- data collection by interviewing bereaved relatives or others familiar with the circumstances of the death and who ideally were with the deceased during the events leading to death
- assignment of cause of death using either individual or multiple physician reviews, expert algorithms or data driven algorithms (regression or neural networks, Bayesian approaches with probabilities of various diagnoses)
- coding and tabulation of causes, ideally using the ICD
VAs aim to:
- identify maternal deaths that occur in communities (either within or outside health facilities
- identify broad sub-causes of maternal mortality
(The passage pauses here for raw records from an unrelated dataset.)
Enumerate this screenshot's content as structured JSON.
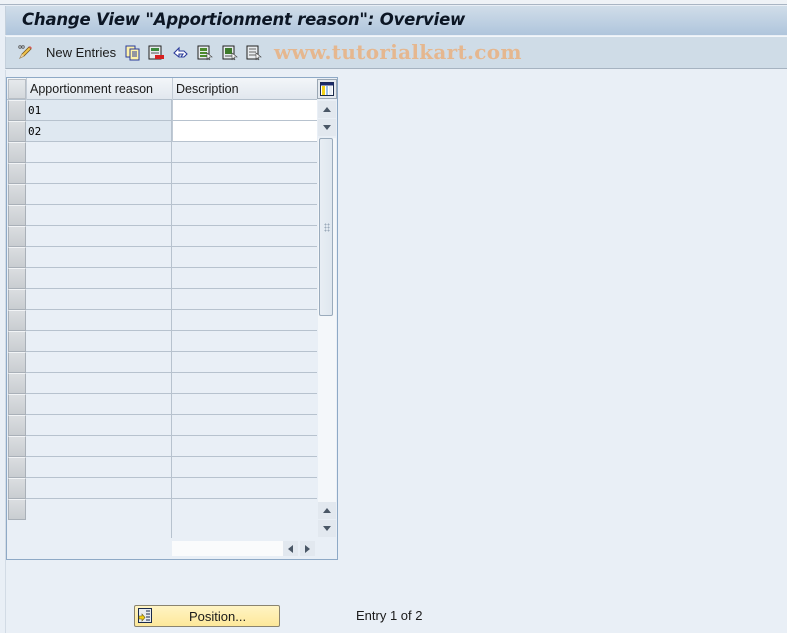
{
  "window": {
    "title": "Change View \"Apportionment reason\": Overview"
  },
  "toolbar": {
    "items": [
      {
        "icon": "edit-pencil-icon",
        "label": ""
      },
      {
        "icon": "new-entries-label",
        "label": "New Entries"
      },
      {
        "icon": "copy-icon",
        "label": ""
      },
      {
        "icon": "delete-icon",
        "label": ""
      },
      {
        "icon": "undo-icon",
        "label": ""
      },
      {
        "icon": "select-all-icon",
        "label": ""
      },
      {
        "icon": "select-block-icon",
        "label": ""
      },
      {
        "icon": "deselect-all-icon",
        "label": ""
      }
    ],
    "new_entries_label": "New Entries",
    "watermark": "www.tutorialkart.com"
  },
  "table": {
    "columns": [
      {
        "key": "reason",
        "label": "Apportionment reason"
      },
      {
        "key": "description",
        "label": "Description"
      }
    ],
    "rows": [
      {
        "reason": "01",
        "description": ""
      },
      {
        "reason": "02",
        "description": ""
      }
    ],
    "empty_rows": 18
  },
  "footer": {
    "position_button": "Position...",
    "entry_info": "Entry 1 of 2"
  },
  "colors": {
    "background": "#e9eff6",
    "title_bar": "#afc5dc",
    "toolbar": "#cfdce7",
    "position_button": "#fde89a",
    "watermark": "#e7b68b"
  }
}
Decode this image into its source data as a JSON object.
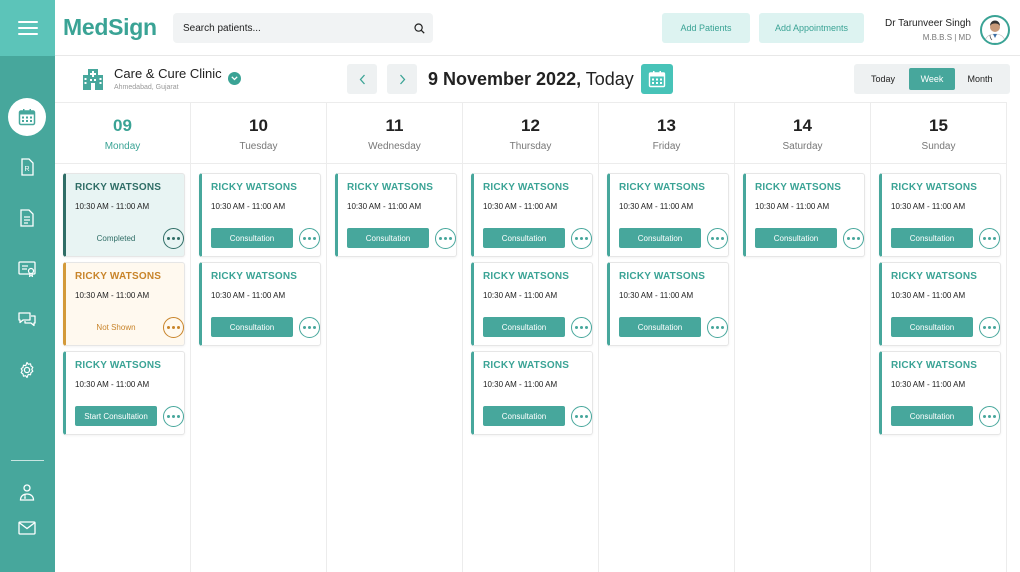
{
  "app": {
    "logo": "MedSign"
  },
  "header": {
    "search_placeholder": "Search patients...",
    "add_patients": "Add Patients",
    "add_appointments": "Add Appointments",
    "user_name": "Dr Tarunveer Singh",
    "user_degree": "M.B.B.S | MD"
  },
  "clinic": {
    "name": "Care & Cure Clinic",
    "location": "Ahmedabad, Gujarat"
  },
  "toolbar": {
    "date_bold": "9 November 2022,",
    "date_suffix": " Today",
    "views": [
      "Today",
      "Week",
      "Month"
    ],
    "active_view": "Week"
  },
  "sidebar": {
    "icons": [
      "calendar-icon",
      "prescription-icon",
      "document-icon",
      "billing-icon",
      "chat-icon",
      "settings-icon",
      "doctor-icon",
      "mail-icon"
    ],
    "active": "calendar-icon"
  },
  "days": [
    {
      "num": "09",
      "name": "Monday",
      "today": true
    },
    {
      "num": "10",
      "name": "Tuesday"
    },
    {
      "num": "11",
      "name": "Wednesday"
    },
    {
      "num": "12",
      "name": "Thursday"
    },
    {
      "num": "13",
      "name": "Friday"
    },
    {
      "num": "14",
      "name": "Saturday"
    },
    {
      "num": "15",
      "name": "Sunday"
    }
  ],
  "appointments": [
    [
      {
        "name": "RICKY WATSONS",
        "time": "10:30 AM - 11:00 AM",
        "status": "completed",
        "label": "Completed"
      },
      {
        "name": "RICKY WATSONS",
        "time": "10:30 AM - 11:00 AM",
        "status": "notshown",
        "label": "Not Shown"
      },
      {
        "name": "RICKY WATSONS",
        "time": "10:30 AM - 11:00 AM",
        "status": "action",
        "label": "Start Consultation"
      }
    ],
    [
      {
        "name": "RICKY WATSONS",
        "time": "10:30 AM - 11:00 AM",
        "status": "action",
        "label": "Consultation"
      },
      {
        "name": "RICKY WATSONS",
        "time": "10:30 AM - 11:00 AM",
        "status": "action",
        "label": "Consultation"
      }
    ],
    [
      {
        "name": "RICKY WATSONS",
        "time": "10:30 AM - 11:00 AM",
        "status": "action",
        "label": "Consultation"
      }
    ],
    [
      {
        "name": "RICKY WATSONS",
        "time": "10:30 AM - 11:00 AM",
        "status": "action",
        "label": "Consultation"
      },
      {
        "name": "RICKY WATSONS",
        "time": "10:30 AM - 11:00 AM",
        "status": "action",
        "label": "Consultation"
      },
      {
        "name": "RICKY WATSONS",
        "time": "10:30 AM - 11:00 AM",
        "status": "action",
        "label": "Consultation"
      }
    ],
    [
      {
        "name": "RICKY WATSONS",
        "time": "10:30 AM - 11:00 AM",
        "status": "action",
        "label": "Consultation"
      },
      {
        "name": "RICKY WATSONS",
        "time": "10:30 AM - 11:00 AM",
        "status": "action",
        "label": "Consultation"
      }
    ],
    [
      {
        "name": "RICKY WATSONS",
        "time": "10:30 AM - 11:00 AM",
        "status": "action",
        "label": "Consultation"
      }
    ],
    [
      {
        "name": "RICKY WATSONS",
        "time": "10:30 AM - 11:00 AM",
        "status": "action",
        "label": "Consultation"
      },
      {
        "name": "RICKY WATSONS",
        "time": "10:30 AM - 11:00 AM",
        "status": "action",
        "label": "Consultation"
      },
      {
        "name": "RICKY WATSONS",
        "time": "10:30 AM - 11:00 AM",
        "status": "action",
        "label": "Consultation"
      }
    ]
  ],
  "colors": {
    "primary": "#47a79c",
    "accent": "#3aa395",
    "completed": "#2f6d66",
    "not_shown": "#c8842a"
  }
}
VA is often used as part of community-based maternal death reviews or Confidential Enquiries and is coupled with questions to ascertain both the medical and non-medical factors that precipitated a maternal death via in-depth interviews and questionnaires (including open ended verbatim accounts, symptom checklists or checklists with filter questions).
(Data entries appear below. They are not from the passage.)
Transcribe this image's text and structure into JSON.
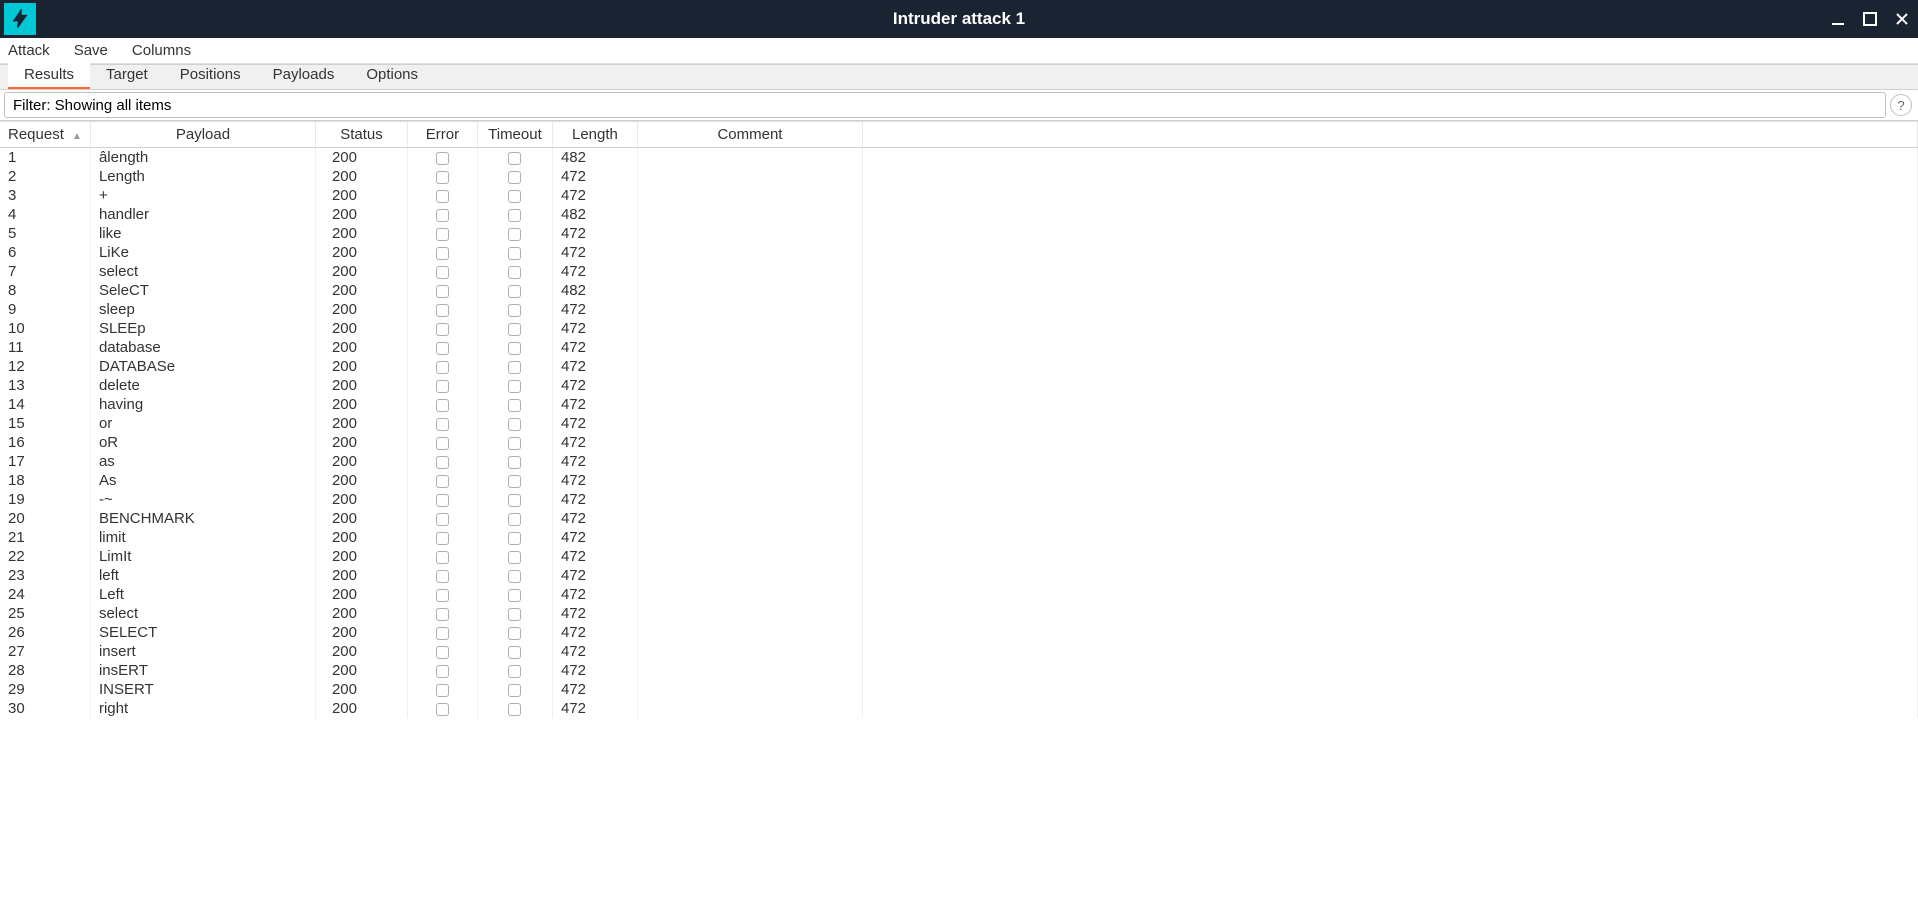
{
  "window": {
    "title": "Intruder attack 1"
  },
  "menu": {
    "attack": "Attack",
    "save": "Save",
    "columns": "Columns"
  },
  "tabs": {
    "results": "Results",
    "target": "Target",
    "positions": "Positions",
    "payloads": "Payloads",
    "options": "Options"
  },
  "filter": {
    "text": "Filter: Showing all items",
    "help": "?"
  },
  "table": {
    "headers": {
      "request": "Request",
      "payload": "Payload",
      "status": "Status",
      "error": "Error",
      "timeout": "Timeout",
      "length": "Length",
      "comment": "Comment"
    },
    "rows": [
      {
        "request": "1",
        "payload": "âlength",
        "status": "200",
        "error": false,
        "timeout": false,
        "length": "482",
        "comment": ""
      },
      {
        "request": "2",
        "payload": "Length",
        "status": "200",
        "error": false,
        "timeout": false,
        "length": "472",
        "comment": ""
      },
      {
        "request": "3",
        "payload": "+",
        "status": "200",
        "error": false,
        "timeout": false,
        "length": "472",
        "comment": ""
      },
      {
        "request": "4",
        "payload": "handler",
        "status": "200",
        "error": false,
        "timeout": false,
        "length": "482",
        "comment": ""
      },
      {
        "request": "5",
        "payload": "like",
        "status": "200",
        "error": false,
        "timeout": false,
        "length": "472",
        "comment": ""
      },
      {
        "request": "6",
        "payload": "LiKe",
        "status": "200",
        "error": false,
        "timeout": false,
        "length": "472",
        "comment": ""
      },
      {
        "request": "7",
        "payload": "select",
        "status": "200",
        "error": false,
        "timeout": false,
        "length": "472",
        "comment": ""
      },
      {
        "request": "8",
        "payload": "SeleCT",
        "status": "200",
        "error": false,
        "timeout": false,
        "length": "482",
        "comment": ""
      },
      {
        "request": "9",
        "payload": "sleep",
        "status": "200",
        "error": false,
        "timeout": false,
        "length": "472",
        "comment": ""
      },
      {
        "request": "10",
        "payload": "SLEEp",
        "status": "200",
        "error": false,
        "timeout": false,
        "length": "472",
        "comment": ""
      },
      {
        "request": "11",
        "payload": "database",
        "status": "200",
        "error": false,
        "timeout": false,
        "length": "472",
        "comment": ""
      },
      {
        "request": "12",
        "payload": "DATABASe",
        "status": "200",
        "error": false,
        "timeout": false,
        "length": "472",
        "comment": ""
      },
      {
        "request": "13",
        "payload": "delete",
        "status": "200",
        "error": false,
        "timeout": false,
        "length": "472",
        "comment": ""
      },
      {
        "request": "14",
        "payload": "having",
        "status": "200",
        "error": false,
        "timeout": false,
        "length": "472",
        "comment": ""
      },
      {
        "request": "15",
        "payload": "or",
        "status": "200",
        "error": false,
        "timeout": false,
        "length": "472",
        "comment": ""
      },
      {
        "request": "16",
        "payload": "oR",
        "status": "200",
        "error": false,
        "timeout": false,
        "length": "472",
        "comment": ""
      },
      {
        "request": "17",
        "payload": "as",
        "status": "200",
        "error": false,
        "timeout": false,
        "length": "472",
        "comment": ""
      },
      {
        "request": "18",
        "payload": "As",
        "status": "200",
        "error": false,
        "timeout": false,
        "length": "472",
        "comment": ""
      },
      {
        "request": "19",
        "payload": "-~",
        "status": "200",
        "error": false,
        "timeout": false,
        "length": "472",
        "comment": ""
      },
      {
        "request": "20",
        "payload": "BENCHMARK",
        "status": "200",
        "error": false,
        "timeout": false,
        "length": "472",
        "comment": ""
      },
      {
        "request": "21",
        "payload": "limit",
        "status": "200",
        "error": false,
        "timeout": false,
        "length": "472",
        "comment": ""
      },
      {
        "request": "22",
        "payload": "LimIt",
        "status": "200",
        "error": false,
        "timeout": false,
        "length": "472",
        "comment": ""
      },
      {
        "request": "23",
        "payload": "left",
        "status": "200",
        "error": false,
        "timeout": false,
        "length": "472",
        "comment": ""
      },
      {
        "request": "24",
        "payload": "Left",
        "status": "200",
        "error": false,
        "timeout": false,
        "length": "472",
        "comment": ""
      },
      {
        "request": "25",
        "payload": "select",
        "status": "200",
        "error": false,
        "timeout": false,
        "length": "472",
        "comment": ""
      },
      {
        "request": "26",
        "payload": "SELECT",
        "status": "200",
        "error": false,
        "timeout": false,
        "length": "472",
        "comment": ""
      },
      {
        "request": "27",
        "payload": "insert",
        "status": "200",
        "error": false,
        "timeout": false,
        "length": "472",
        "comment": ""
      },
      {
        "request": "28",
        "payload": "insERT",
        "status": "200",
        "error": false,
        "timeout": false,
        "length": "472",
        "comment": ""
      },
      {
        "request": "29",
        "payload": "INSERT",
        "status": "200",
        "error": false,
        "timeout": false,
        "length": "472",
        "comment": ""
      },
      {
        "request": "30",
        "payload": "right",
        "status": "200",
        "error": false,
        "timeout": false,
        "length": "472",
        "comment": ""
      }
    ]
  }
}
These are then used to:
- highlight non-medical factors that contribute to maternal deaths
- provide descriptive information about women who die of maternal causes including age, parity, etc.
VA can be done on a one-off basis or routinely as part of SAVVY, DSS, or Active Surveillance of Pregnancy-Related deaths. VA has been used to measure cause specific mortality in populations (e.g. as part of SAVVY in India, China, and Tanzania) and to investigate cause of death in specific age, sex, or cause groups such as women of reproductive age, maternal, neonatal, infant, child or injury related deaths. They have also been used to investigate epidemics and to assess the effectiveness of disease specific interventions.
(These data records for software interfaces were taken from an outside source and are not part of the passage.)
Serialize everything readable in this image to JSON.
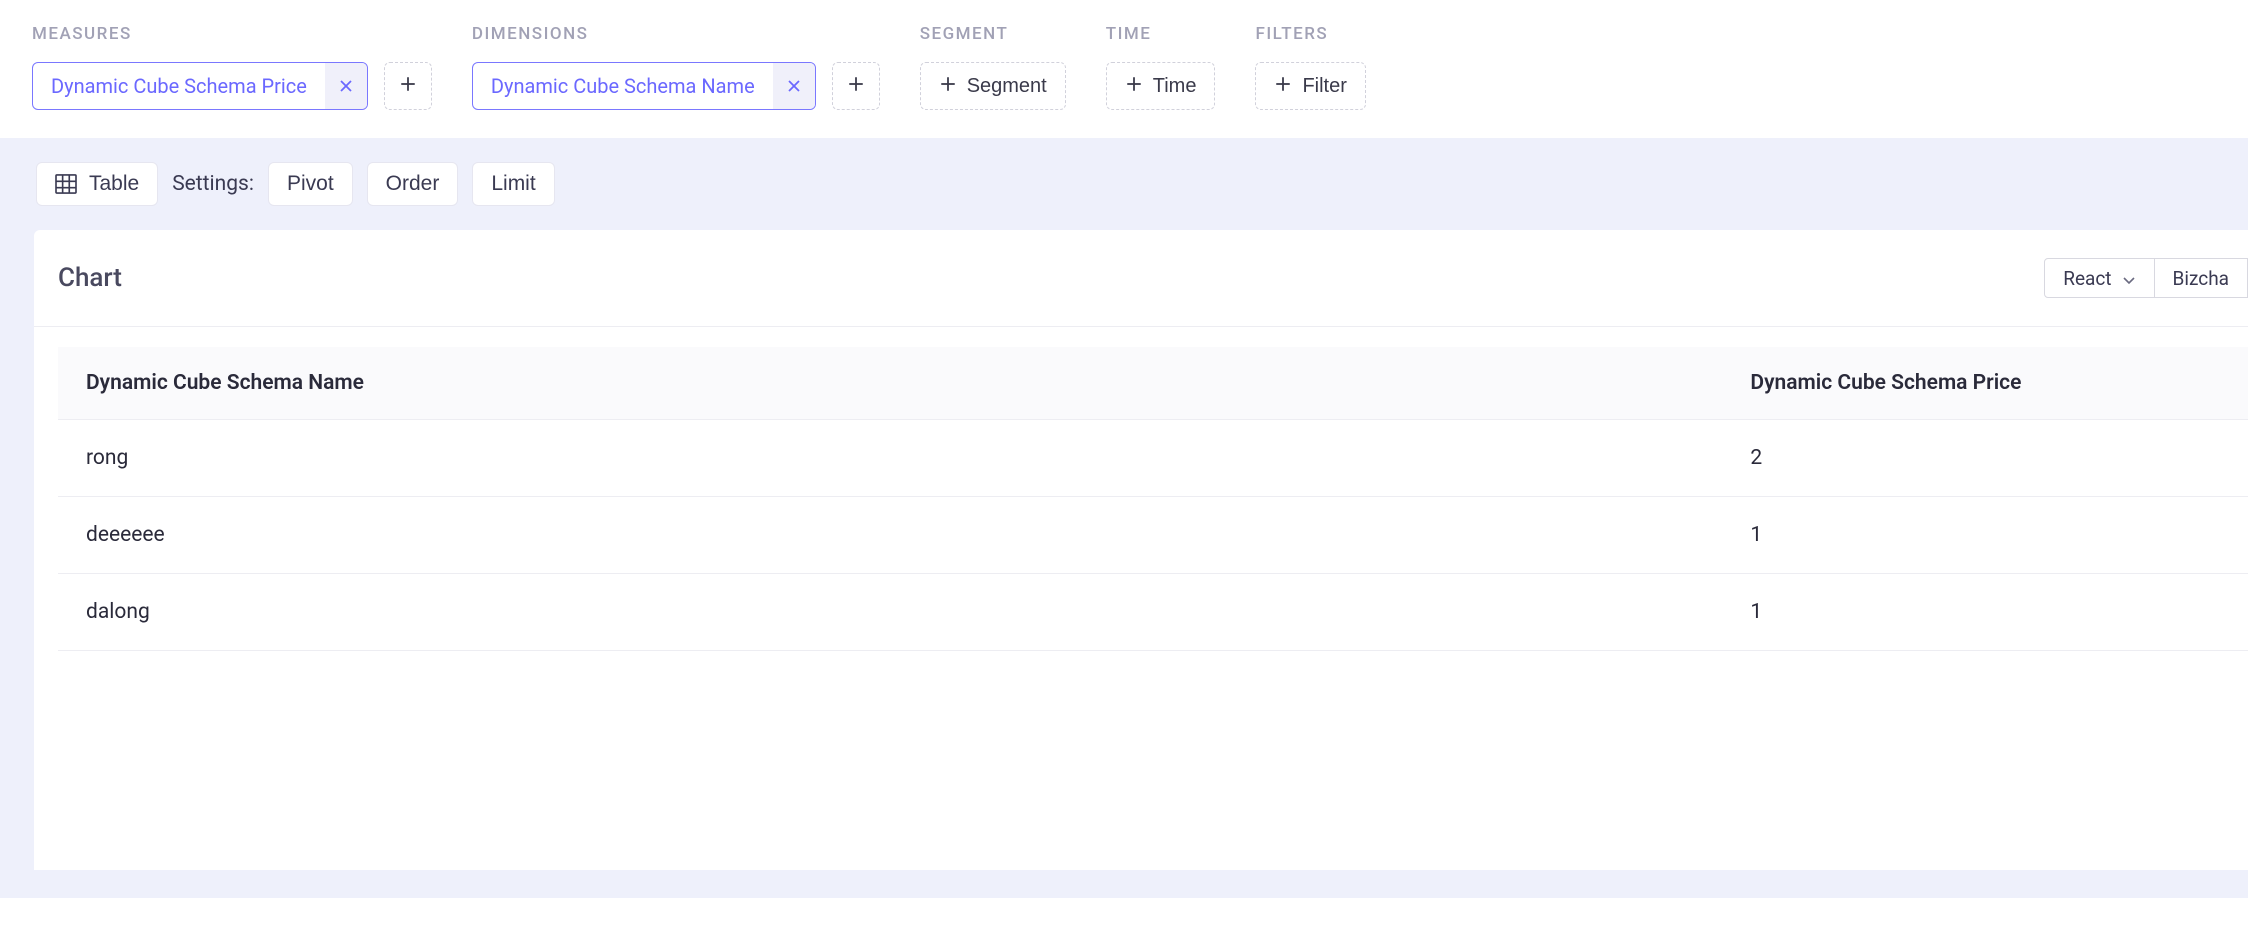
{
  "sections": {
    "measures": {
      "label": "MEASURES",
      "tags": [
        {
          "text": "Dynamic Cube Schema Price"
        }
      ]
    },
    "dimensions": {
      "label": "DIMENSIONS",
      "tags": [
        {
          "text": "Dynamic Cube Schema Name"
        }
      ]
    },
    "segment": {
      "label": "SEGMENT",
      "button": "Segment"
    },
    "time": {
      "label": "TIME",
      "button": "Time"
    },
    "filters": {
      "label": "FILTERS",
      "button": "Filter"
    }
  },
  "settings": {
    "table_btn": "Table",
    "settings_label": "Settings:",
    "pivot_btn": "Pivot",
    "order_btn": "Order",
    "limit_btn": "Limit"
  },
  "chart": {
    "title": "Chart",
    "framework_select": "React",
    "lib_select": "Bizcha"
  },
  "table": {
    "headers": {
      "name": "Dynamic Cube Schema Name",
      "price": "Dynamic Cube Schema Price"
    },
    "rows": [
      {
        "name": "rong",
        "price": "2"
      },
      {
        "name": "deeeeee",
        "price": "1"
      },
      {
        "name": "dalong",
        "price": "1"
      }
    ]
  }
}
Identification of death:
- Varied and sometimes multiple sources used to identify deaths
- Existing records - civil registration, facility records
- Survey/census of households
- Key Informants
Ascertainment of maternal/pregnancy related status
This is done by asking pregnancy-related questions (Please see Decennial Census for information on pregnancy-related questions), followed by questions to ascertain sub-causes of maternal death.
For example relatives of women who died postpartum can be asked:
- “Did she have vaginal bleeding?”; or
- “Was the bleeding heavy?”
Responses to these questions would them be used to determine if the woman died of post partum haemorrhage.
- in contexts where most deliveries and deaths take place outside of health facilities, it can be the only way of ascertaining the cause of death
- in addition to medical causes of death, can be coupled with other questions to provide important information on social and community factors associated with a maternal death and identifies barriers to accessing obstetric care
- assumes most causes of death have distinct symptom complexes (and that these can be recognized, remembered and reported by lay respondents), and that it is possible to classify causes into meaningful categories
- causes of death have limited reliability when reported by lay-persons and can be subjective
- causes of death may be subject to under or over-reporting
- data collection is subject to the quality of training provided to field workers and interviewers as well as the quality of the VA questionnaire
Can be supplemented with information from medical documents if available in the household or from health facilities.
- duplicate deaths need to be excluded
- sub-causes of maternal deaths must be coded and classified as maternal deaths
- data on births are needed
InterVA-M provides a computer-based model for interpreting verbal autopsy information. For further details, please see Additional Resources.
|Byass P, Huong DL, Minh HV. (2003) A probabilistic approach to interpreting verbal autopsies: methodology and preliminary validation in Vietnam. Scandinavian Journal of Public Health, 31(Suppl.62):32-37|
|Verbal Autopsy Standards: Ascertaining and attributing causes of death|